Reggae is part of the vocabulary of every working pop musician and it gained a large international following because its artistes struck a resonant chord in the world community. This chord can be heard in various forms in the far corners of the world.
It was the third world's first musical star, the late Honorable Robert Nesta Marley (Bob Marley) who took Reggae to the masses worldwide and gave Reggae international fame.
Bob Marley in his appeal for equal rights, justice, freedom from oppression, self-determination, one love and peace, continues to influence the music, consciousness of the people and politics of the world.
His legacy is carried on by others such as: - Jimmy Cliff; Maxi Priest; UB 40; Garnett Silk (who died in 1994); Tony Rebel; Beanie Man; Anthony B; Luciano; Beres Hammond; Third World; Inner Circle; and many others who continue to strive to take reggae music back to its roots.
Early in the 60's a new version
of Reggae was created in the dancehall known as Toasting-DJ-Dancehall.
From this period into the 90's early efforts of U Roy, King Stitch, Big
Youth, Yellowman, Shabba Ranks, Buju Banton, Super Cat, Sister Carol, Patra,
etc... brought dancehall to the club scene just in time when Rap became
popular in North America. This style continues to rule in its birthplace,
the dancehall. More on dancehall can be found here.
Another genre of "Reggae Talk"
called Dub Poetry was introduced by Linton K. Johnson in the late 70's.
Unlike dancehall in which the music often overshadows the lyrics, in dub
poetry the message is emphasized.

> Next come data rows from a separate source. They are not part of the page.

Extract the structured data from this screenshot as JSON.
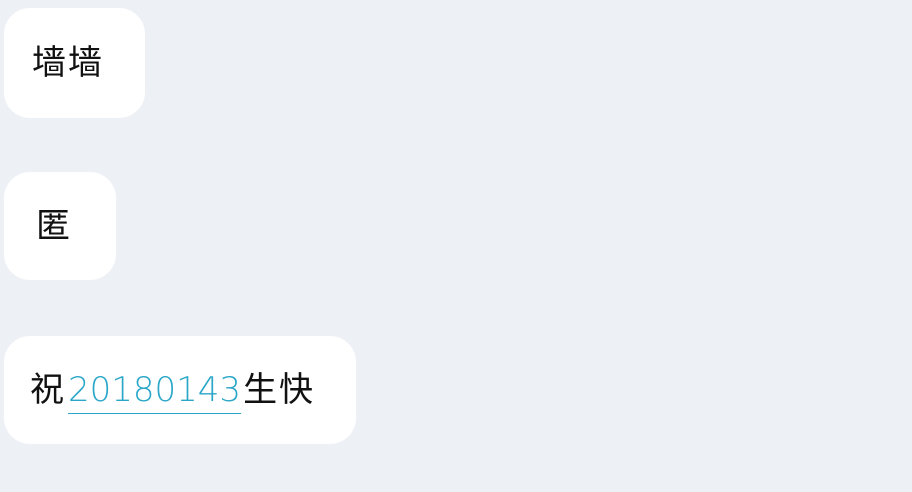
{
  "messages": [
    {
      "text": "墙墙"
    },
    {
      "text": "匿"
    },
    {
      "prefix": "祝",
      "link": "20180143",
      "suffix": "生快"
    }
  ],
  "colors": {
    "background": "#edf1f5",
    "bubble": "#ffffff",
    "text": "#111111",
    "link": "#2aa6c8"
  }
}
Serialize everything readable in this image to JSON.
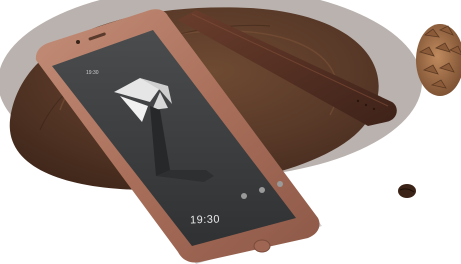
{
  "lock_screen": {
    "clock_text": "19:30",
    "status_time": "19:30"
  },
  "colors": {
    "background": "#ffffff",
    "table_wood": "#5a3a26",
    "phone_body": "#b07a66",
    "screen": "#3c3e40",
    "leather_strap": "#5b3326",
    "pinecone": "#a3724c",
    "coffee_bean": "#3b2417"
  }
}
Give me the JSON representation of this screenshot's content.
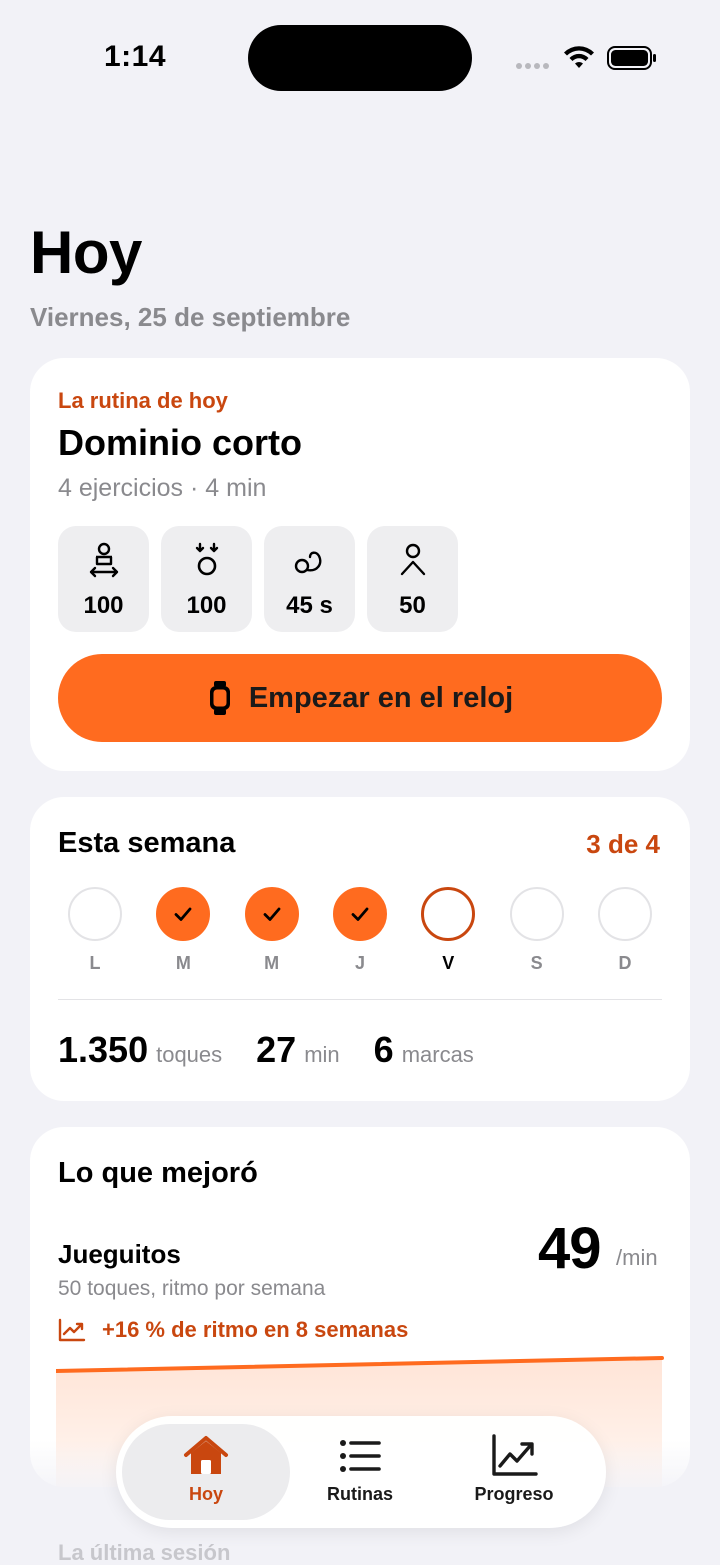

Dub poets like Mutabaruka, the
late Mikey Smith, Queen Majeeda, Yasu Afri, and others have stirred consciences
with their outspokedness.